At the beginning of this year I set myself a goal with regard to both reading novels and buying CDs (or their digital equivalents). I decided that this year at least 50% of the books and albums I would consume would be by female artists.
I’ve generally held back on any sort of direct imposition of “quotas” (that horrible word that people tend to use to describe any imposition of “artificial” choice upon “natural” choice; a pretty problematic binary to begin with but what the hey) in regard to art. But this year I figured what the hell, I would give it a shot and see what happened.
For the purposes of comparison, last year my stats in both areas were around 60/40 in favour of male writers/artists.
So what did I learn?
In terms of novels, I didn’t find the exercise too challenging at all. I did learn that my past tastes (in terms of authors whose books I “looked out for) skewed toward male authors. So I needed to step out of my comfort zone a little and buy some authors who I had never read or heard of before.
In the end my stats for this year are around 70/30 in favour of female writers. And I don’t regret the experiment at all; I don’t feel that I had to compromise on quality in the slightest to make that figure, and I managed to discover a lot of authors who I think will be on my list of favourites for years to come.
I did find my list of books read leaned more heavily than usual toward literary fiction and away from genre fiction. I’m not sure whether the gender factor had any correlation with this or whether it was just something I was leaning toward anyway. Overall, I felt that, if anything, I found the books I read this year more enjoyable than last year, so in the end the experiment felt like a success in those terms.
Music was a much tougher ask, for the simple reason that I buy and listen to a lot more albums in a year than I read books. So the shift in ratio required a lot more purchases from female artists. During the year I discovered a few things:
1) My music history is quite strongly skewed toward male artists.
2) Reviews of music, music blogs and other forms of recommending new music are highly skewed toward male artists.
3) Based on the info on new release albums each week that I could find, the music industry itself is still highly dominated by male artists.
These three things are not unrelated, of course, but it meant that as the year went by and I exhausted all the obvious suspects who were already on my radar, I had to do quite a bit of detective work to find enough female singers/bands to make up my list.
My final ratio was 56 percent female artists (and I should qualify, I used a somewhat subjective measure as to whether a band qualified as female, largely based on where I perceived the dominant energy in the band was, in terms of songwriting and singer, mostly).
Unlike the reading list, I do feel like I had to make some compromise on quality (from a subjective point of view of course) to make my music list equal.
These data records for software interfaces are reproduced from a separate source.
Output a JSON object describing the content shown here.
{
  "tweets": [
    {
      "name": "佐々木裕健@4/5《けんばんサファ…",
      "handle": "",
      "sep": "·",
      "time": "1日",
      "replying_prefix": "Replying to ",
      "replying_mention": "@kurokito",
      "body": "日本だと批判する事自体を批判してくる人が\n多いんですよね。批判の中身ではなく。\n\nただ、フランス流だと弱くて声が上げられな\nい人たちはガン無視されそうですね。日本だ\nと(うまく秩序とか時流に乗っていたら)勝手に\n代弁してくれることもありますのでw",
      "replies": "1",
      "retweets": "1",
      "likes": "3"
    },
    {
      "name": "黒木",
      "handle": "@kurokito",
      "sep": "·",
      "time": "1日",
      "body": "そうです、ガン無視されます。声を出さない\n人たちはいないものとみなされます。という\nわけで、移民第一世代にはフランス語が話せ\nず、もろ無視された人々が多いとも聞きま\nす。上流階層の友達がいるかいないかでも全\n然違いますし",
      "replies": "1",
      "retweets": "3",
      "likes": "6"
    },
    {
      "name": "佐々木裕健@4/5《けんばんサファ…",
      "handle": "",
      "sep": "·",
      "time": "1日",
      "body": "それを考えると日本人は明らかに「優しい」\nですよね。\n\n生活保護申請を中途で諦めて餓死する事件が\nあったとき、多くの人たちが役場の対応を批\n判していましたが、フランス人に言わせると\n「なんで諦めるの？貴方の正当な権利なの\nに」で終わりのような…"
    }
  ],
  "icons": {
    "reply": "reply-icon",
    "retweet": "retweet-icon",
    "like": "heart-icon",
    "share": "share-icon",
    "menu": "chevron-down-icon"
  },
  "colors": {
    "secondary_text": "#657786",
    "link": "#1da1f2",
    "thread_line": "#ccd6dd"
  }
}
Not a large compromise, but a small one. That said, there were benefits to that to some extent too, as I forced myself to find artists and bands outside my usual genres.
One thing I did notice was that while I found it quite easy to find female singer-songwriters, it was a lot harder to find groups, and in particular rock groups. I think that says a lot about the industry itself, and the gender expectations on musicians. But I did manage to find some good groups who went against the trend.
Most people probably don’t buy as much music as I do, so probably these issues were atypical. But I don’t actually regret doing it; I grew to enjoy the detective work of hunting these lesser known bands out. And again, I discovered a whole heap of great artists who I will continue to follow.
So this is the part where I feel like I should draw some kind of conclusion. But I don’t really feel like that’s something I want to do, or the point of the exercise. Obviously there were things I learned about the visibility of gender in each field, the accessibility and the biases inherent in my own history as a reader and listener. And I think it’s worth trying an experiment like this, if for no other reason than to brush your own tastes against the grain and push the boundaries a bit.
I suspect I’ll continue to track my gender consumption next year, out of curiosity. It takes more than one year to undo preconditioned tastes, but I feel that this year has changed the way that I look for music and books to the extent that it will be a fairly natural thing to continue. I’m not to fussed whether the ratio is always 50/50, but certainly keeping my own leanings visible to myself is worthwhile.
I don’t really know what my opinion is regarding gender ratios these days. I think we all have to walk our own path and I’m certainly not suggesting you, dear reader, need to analyse your tastes or subject them to the same numeric scrutiny. On the other hand, if you do choose to, I hope you find it as rewarding and as much fun as I did.